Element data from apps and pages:

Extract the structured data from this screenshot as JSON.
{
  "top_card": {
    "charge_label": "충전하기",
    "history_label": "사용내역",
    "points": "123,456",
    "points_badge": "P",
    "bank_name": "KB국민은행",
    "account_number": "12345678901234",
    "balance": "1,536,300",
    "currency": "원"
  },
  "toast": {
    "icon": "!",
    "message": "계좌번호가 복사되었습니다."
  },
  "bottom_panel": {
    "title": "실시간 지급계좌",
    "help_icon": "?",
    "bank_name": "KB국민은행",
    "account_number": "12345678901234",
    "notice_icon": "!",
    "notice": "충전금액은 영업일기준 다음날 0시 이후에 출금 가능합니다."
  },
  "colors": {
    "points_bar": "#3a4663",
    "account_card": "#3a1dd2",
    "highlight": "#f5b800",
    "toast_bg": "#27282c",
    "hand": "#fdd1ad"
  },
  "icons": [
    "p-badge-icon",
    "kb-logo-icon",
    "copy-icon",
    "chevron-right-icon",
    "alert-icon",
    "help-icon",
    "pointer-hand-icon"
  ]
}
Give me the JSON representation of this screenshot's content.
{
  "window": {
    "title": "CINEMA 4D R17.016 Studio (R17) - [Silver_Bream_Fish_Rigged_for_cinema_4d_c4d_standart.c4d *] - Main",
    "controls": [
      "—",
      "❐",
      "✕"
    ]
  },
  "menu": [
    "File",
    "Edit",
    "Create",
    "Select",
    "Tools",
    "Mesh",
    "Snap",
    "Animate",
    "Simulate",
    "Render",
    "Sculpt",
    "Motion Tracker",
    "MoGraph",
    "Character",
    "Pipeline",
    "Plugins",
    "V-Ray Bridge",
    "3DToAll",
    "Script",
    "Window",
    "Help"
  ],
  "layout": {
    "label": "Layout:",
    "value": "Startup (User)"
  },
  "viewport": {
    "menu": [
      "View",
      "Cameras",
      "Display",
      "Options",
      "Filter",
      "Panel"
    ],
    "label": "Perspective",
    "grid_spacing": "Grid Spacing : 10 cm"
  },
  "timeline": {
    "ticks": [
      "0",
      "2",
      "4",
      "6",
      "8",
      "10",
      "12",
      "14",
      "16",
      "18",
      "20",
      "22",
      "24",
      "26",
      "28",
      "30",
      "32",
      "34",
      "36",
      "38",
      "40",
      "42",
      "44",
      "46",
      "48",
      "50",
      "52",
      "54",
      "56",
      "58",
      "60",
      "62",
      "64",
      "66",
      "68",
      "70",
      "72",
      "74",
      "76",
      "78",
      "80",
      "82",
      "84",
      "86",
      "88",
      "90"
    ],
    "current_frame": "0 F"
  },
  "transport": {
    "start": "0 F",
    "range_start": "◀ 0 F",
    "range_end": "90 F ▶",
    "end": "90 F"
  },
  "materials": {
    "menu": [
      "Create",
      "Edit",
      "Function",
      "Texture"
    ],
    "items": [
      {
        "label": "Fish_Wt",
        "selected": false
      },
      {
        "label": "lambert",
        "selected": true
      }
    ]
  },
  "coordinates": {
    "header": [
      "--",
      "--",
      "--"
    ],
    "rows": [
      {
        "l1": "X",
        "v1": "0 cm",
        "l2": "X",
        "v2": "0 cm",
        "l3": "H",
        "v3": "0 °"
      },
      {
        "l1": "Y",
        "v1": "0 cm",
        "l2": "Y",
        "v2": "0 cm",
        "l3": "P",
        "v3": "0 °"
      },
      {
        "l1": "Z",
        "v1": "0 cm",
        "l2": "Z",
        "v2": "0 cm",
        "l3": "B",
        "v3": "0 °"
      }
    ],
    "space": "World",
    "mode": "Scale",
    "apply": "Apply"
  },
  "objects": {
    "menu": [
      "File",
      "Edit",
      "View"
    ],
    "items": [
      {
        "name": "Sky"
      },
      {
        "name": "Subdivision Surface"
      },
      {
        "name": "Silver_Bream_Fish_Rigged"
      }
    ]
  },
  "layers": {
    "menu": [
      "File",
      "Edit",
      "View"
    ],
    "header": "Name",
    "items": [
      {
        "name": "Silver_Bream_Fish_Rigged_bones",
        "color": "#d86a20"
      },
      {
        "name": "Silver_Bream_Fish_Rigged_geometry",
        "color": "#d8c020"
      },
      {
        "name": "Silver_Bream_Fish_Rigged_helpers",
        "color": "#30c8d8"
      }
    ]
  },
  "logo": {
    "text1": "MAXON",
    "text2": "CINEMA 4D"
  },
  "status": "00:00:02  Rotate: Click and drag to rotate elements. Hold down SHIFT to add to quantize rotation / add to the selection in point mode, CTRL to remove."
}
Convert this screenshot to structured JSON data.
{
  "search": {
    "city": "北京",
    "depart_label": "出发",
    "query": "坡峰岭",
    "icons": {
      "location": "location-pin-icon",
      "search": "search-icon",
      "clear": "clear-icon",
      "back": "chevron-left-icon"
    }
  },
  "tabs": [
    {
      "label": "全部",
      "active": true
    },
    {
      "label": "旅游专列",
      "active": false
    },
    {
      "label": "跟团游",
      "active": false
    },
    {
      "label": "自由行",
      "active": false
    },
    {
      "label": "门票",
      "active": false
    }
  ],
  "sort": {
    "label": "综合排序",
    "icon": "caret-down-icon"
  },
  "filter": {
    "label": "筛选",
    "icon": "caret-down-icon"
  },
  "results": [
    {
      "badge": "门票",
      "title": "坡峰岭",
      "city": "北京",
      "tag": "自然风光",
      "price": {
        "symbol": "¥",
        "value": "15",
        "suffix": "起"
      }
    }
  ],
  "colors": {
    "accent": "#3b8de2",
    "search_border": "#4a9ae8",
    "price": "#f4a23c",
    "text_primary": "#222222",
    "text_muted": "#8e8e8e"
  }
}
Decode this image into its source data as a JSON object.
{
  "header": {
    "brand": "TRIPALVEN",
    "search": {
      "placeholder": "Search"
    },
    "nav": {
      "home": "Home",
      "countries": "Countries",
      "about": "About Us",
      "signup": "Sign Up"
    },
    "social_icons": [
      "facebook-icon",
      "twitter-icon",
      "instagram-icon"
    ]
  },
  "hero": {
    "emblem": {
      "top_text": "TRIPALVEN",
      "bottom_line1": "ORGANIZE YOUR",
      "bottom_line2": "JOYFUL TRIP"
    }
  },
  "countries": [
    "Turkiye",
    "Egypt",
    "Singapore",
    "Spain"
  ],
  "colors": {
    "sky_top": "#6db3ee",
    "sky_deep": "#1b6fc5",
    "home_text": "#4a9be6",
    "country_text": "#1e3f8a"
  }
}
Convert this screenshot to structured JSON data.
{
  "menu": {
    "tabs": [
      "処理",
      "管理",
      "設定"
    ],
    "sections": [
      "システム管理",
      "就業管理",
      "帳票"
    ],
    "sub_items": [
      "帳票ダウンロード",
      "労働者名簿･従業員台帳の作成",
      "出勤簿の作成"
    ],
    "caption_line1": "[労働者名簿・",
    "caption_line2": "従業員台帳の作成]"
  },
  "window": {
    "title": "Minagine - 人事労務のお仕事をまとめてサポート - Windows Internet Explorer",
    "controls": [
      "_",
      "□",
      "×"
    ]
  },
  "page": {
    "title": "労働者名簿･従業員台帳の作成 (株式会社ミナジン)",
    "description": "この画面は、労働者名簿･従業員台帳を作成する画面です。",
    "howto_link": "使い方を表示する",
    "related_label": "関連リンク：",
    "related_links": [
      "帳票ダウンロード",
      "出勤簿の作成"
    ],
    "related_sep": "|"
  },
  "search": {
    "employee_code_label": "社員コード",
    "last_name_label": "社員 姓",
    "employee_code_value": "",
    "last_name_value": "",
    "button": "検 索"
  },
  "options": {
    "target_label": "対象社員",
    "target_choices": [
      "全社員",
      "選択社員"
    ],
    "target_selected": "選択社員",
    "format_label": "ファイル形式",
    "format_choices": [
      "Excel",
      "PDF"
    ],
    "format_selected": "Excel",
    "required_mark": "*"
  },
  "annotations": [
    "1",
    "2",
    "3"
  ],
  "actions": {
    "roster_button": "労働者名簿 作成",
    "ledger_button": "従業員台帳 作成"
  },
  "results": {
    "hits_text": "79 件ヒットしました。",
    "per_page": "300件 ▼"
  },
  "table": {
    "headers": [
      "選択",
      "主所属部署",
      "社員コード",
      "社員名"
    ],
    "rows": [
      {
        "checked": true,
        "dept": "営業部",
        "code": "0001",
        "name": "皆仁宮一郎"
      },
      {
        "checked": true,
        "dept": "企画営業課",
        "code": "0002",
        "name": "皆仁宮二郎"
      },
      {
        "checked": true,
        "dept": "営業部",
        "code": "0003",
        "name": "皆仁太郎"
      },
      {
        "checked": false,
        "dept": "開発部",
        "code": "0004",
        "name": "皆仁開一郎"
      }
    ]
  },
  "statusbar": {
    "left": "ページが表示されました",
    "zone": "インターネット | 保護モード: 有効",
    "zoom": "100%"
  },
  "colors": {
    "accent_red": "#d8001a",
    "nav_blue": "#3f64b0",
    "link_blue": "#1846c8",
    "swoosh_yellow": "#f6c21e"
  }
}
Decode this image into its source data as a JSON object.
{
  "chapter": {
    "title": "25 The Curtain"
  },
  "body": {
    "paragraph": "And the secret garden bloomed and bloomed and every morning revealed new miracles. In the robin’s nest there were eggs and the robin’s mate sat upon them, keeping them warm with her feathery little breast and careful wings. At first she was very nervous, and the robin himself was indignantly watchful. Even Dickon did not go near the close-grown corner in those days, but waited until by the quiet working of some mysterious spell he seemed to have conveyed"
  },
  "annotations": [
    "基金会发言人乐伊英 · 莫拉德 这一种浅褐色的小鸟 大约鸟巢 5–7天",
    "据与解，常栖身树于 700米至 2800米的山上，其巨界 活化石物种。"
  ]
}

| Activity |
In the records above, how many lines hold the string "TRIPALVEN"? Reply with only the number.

| Answer to this exercise |
2